“I hope people like the other ones as much as this one,” he said. “But I think there are a lot on the album that I have tested either live or, like, online.”

Thursday's show saw a mix of attendees, including Europop lovers who just came to dance, bar regulars and Gordon fans.

Many fans, like Jessie Sanchez, have been impressed by Gordon’s spot-on impression of the stereotypical Eurodance artist.

As a Eurodance lover, Sanchez said he liked the “DJ Crazy Times” character, which had been a Tumblr meme for years.

Sanchez, 28, said the switching of the singers in Gordon’s videos showed a “commitment to the bit.” 

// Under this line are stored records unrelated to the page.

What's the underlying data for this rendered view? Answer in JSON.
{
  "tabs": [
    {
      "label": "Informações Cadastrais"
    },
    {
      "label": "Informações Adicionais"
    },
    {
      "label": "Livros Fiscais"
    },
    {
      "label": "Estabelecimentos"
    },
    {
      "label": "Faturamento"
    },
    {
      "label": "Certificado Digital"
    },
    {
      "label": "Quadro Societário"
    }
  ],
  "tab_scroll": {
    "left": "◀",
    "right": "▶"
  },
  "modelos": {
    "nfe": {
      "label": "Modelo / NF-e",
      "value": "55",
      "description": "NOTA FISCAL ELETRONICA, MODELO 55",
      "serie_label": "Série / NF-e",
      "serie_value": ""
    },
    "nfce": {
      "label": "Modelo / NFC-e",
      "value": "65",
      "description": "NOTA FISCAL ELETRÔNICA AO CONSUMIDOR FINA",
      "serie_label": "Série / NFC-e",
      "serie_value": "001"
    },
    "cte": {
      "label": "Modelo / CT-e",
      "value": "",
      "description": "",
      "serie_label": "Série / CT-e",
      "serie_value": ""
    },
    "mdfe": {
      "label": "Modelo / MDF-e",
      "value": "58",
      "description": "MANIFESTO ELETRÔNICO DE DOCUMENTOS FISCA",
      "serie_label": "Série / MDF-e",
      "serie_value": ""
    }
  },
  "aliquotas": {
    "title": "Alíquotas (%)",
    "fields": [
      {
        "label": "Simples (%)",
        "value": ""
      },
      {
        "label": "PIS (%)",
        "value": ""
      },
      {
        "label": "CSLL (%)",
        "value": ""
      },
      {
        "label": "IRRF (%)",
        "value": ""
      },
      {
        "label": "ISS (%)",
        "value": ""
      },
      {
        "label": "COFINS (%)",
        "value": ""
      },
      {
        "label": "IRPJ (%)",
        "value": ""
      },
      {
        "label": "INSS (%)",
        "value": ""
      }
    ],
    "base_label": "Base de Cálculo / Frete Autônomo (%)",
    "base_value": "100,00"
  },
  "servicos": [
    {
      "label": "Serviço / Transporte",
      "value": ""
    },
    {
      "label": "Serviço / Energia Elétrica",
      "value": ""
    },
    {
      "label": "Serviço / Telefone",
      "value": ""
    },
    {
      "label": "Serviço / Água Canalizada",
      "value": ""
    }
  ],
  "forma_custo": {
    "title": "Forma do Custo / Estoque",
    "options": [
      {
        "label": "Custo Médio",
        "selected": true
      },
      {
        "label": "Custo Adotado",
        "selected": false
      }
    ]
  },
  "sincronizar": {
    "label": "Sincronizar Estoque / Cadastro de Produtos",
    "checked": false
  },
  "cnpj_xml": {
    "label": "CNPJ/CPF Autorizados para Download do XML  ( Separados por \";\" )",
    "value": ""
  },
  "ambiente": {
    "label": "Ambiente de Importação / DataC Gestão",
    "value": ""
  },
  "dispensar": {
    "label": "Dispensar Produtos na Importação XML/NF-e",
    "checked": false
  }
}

Juliette Bellinson and Jordan Popov, both 21, found the song on X, the social media platform formerly known as Twitter, and thought it was funny. The couple made an hourlong trek to the venue to hear it live. Bellinson said the song is appealing because it’s mindless and invites people to just dance.

“I think we need stuff that’s less earnest, just music that doesn’t take itself so seriously. I think it fits in so well with our generational ethos,” said Bellinson. 

Popov thought the full song was good, but a bit overhyped. He expressed disappointment that Trullinger wasn’t there in-person.

“I was hoping the girl who was in the music video would be there too. I feel like they were a duo, but it was fun,” he said.

Online, many commenters shared Popov's affinity for Trullinger’s performance. They expressed outrage when Gordon posted another video of the song with influencer Mara Olney. 

“WHERE IS BILJANA ELECTRONICA????” several commenters asked in reference to Trullinger.

But the voice of “Ms. Biljana Electronica” is not her. It's actually singer Chrissi Poland. Gordon said his videos with Trullinger and Olney were inspired by the common trope in 1990s Eurodance music videos in which the singers would be replaced by various models.

Aqua also served as one of the inspirations for “Planet of the Bass." Gordon paid tribute to the group by ending his 10-minute set with their song “Roses Are Red,” to the delight of the crowd.

“I wasn’t here for him,” said Anthony Georgiou, 23, who went to the bar to catch hulaHOOP’s resident DJ moistbreezy. “I was kind of scared when I heard that [Gordon] was on the docket, because I didn’t want the party to be interrupted for a kind of joke. But he kept the energy going.”

CORRECTION (August 4, 2023, 9:15 p.m. ET): A previous version of this article misspelled the name of Jamie Siegel. It is Siegel not Siege.